I have traveled the world, and so haven’t lived my entire life in the mountains, but this is my home, inhabited by my people. I have never, in my 5+ decades on this earth, known of a hillbilly who actually attacked a flatlander for any reason. Perhaps Mr. Dickey—who played the sheriff in the movie version of his novel—had some personal or apocryphal example of a murderous hillbilly in his poetic/novelistic vision, but the reality falls far short. As far as I know, there is not a single incidence of a hillbilly attacking a flatlander as far back as I can research the subject.

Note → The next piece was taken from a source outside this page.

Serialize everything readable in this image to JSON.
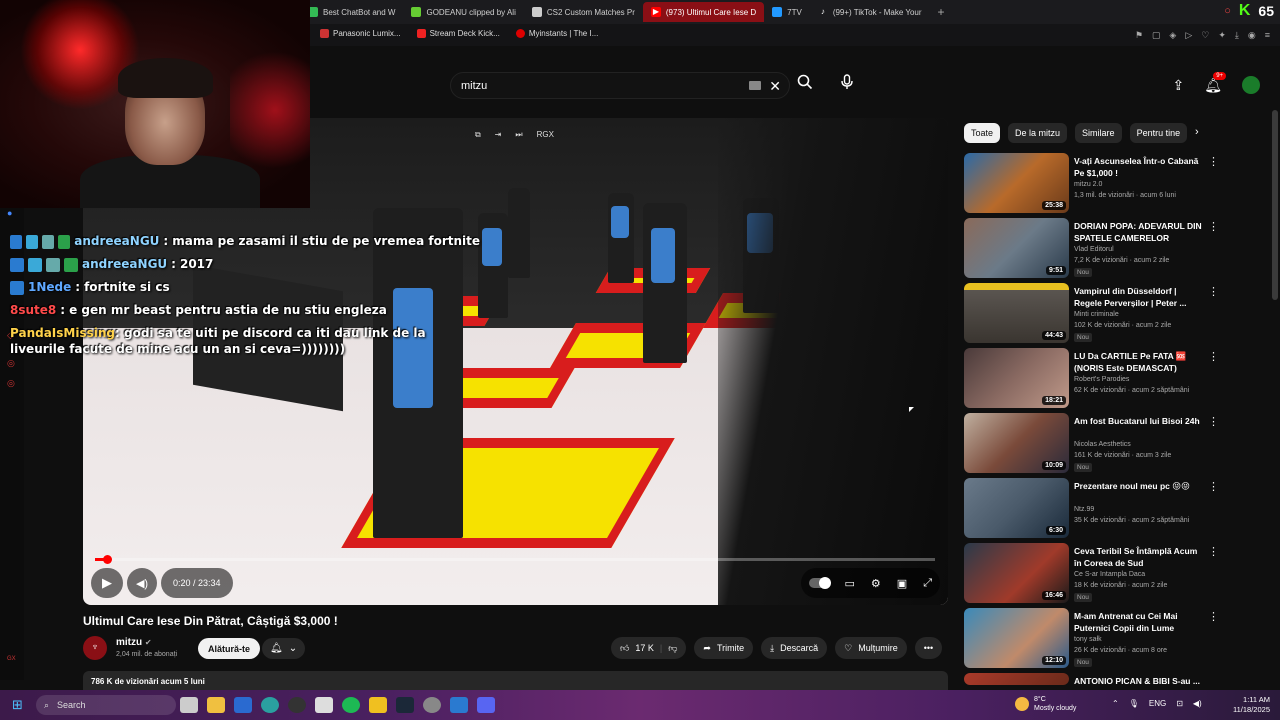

All of this comes into play because of the disappearance of a young woman named Meredith Emerson. On or about New Year’s Day, she and her dog drove up here from Buford, Georgia, a suburb of Atlanta. A native of Colorado, she was seeking what passes for mountains in this region, and set off along a trail in Vogel State Park, over by Blood Mountain.

Meredith Emerson is now missing. If I was ambulatory, instead of bound to this damned wheelchair, I’d be on a horse freezing my ass off looking for her.

It would not be the first time I looked for MIAs in deep woods, although those days are past for me. There is a “person of interest” in this case, which makes my cynical self wince. I am forbidden by lawyers from naming my father’s murderers online; likewise, I’ll let the mainstream media crucify the last person seen talking to Meredith Emerson. I’ll give him a pass to one degree: turn in and talk about it. She’s an attractive woman; I’d hit on her and talk to her…if that’s all it is, talk to our local cops about it. If you don’t, then some of us victim’s rights people are going to take a dim view of you.

I need to defend “hillbillies” here. The “person of interest” is from DeKalb County. That is adjacent to Fulton County, and an integral part of Atlanta. In short, he ain’t from around here.

One other thing the media isn’t reporting; a footnote:

Blood Mountain is so named because a nasty battle was fought there between Native Americans and settlers eager to get at the Dahlonega gold fields (which preceded the 1849 California strike). It set the stage for the Trail of Tears, another proud chapter in our history. (Sarcasm intended…I am an honorary Cherokee by virtue of doing some legal work for them in the 1970s; I blush, but the “Ward Churchill” membership card makes me as much of an Injun as he will ever be.)

We need to pray for this girl, Meredith Emerson. I’d be out looking for her if there was any way I could. We have competent search teams who know this wilderness.

If the worst case scenario turns out to be true, this is not a hillbilly thing. Someone came up here to do this. We are scary when we pop out of the woods with our green teeth and smelly bodies, but we don’t hurt people. We don’t attack flatlanders; as I write this, there are dozens of “hillbillies” combing the worst wilderness on the East Coast looking for a woman we’re hoping is nothing more than lost and injured.

It sounds cruel, but I am hoping that this is what the coroners used to call “misadventure”. She fell off a trail—and those in Vogel are steep—and broke something. My dogs would stick by me in such a circumstance, but they would respond to searchers. The weather has been brutal by Georgia standards, but there is always a chance. It ain’t over ‘til it’s over.

Meredith Emerson is a flatlander; she came up here from Buford, Georgia, a suburb of Atlanta. The “person of interest” is from Dekalb County, also a suburb of Atlanta.

Hundreds of “Deliverance” hillbillies are out searching every stream and backwater to find this woman. I hope this explains my love/hate relationship with this movie.

Back in the real world, please join me in praying that there is a positive outcome to this family’s nightmare.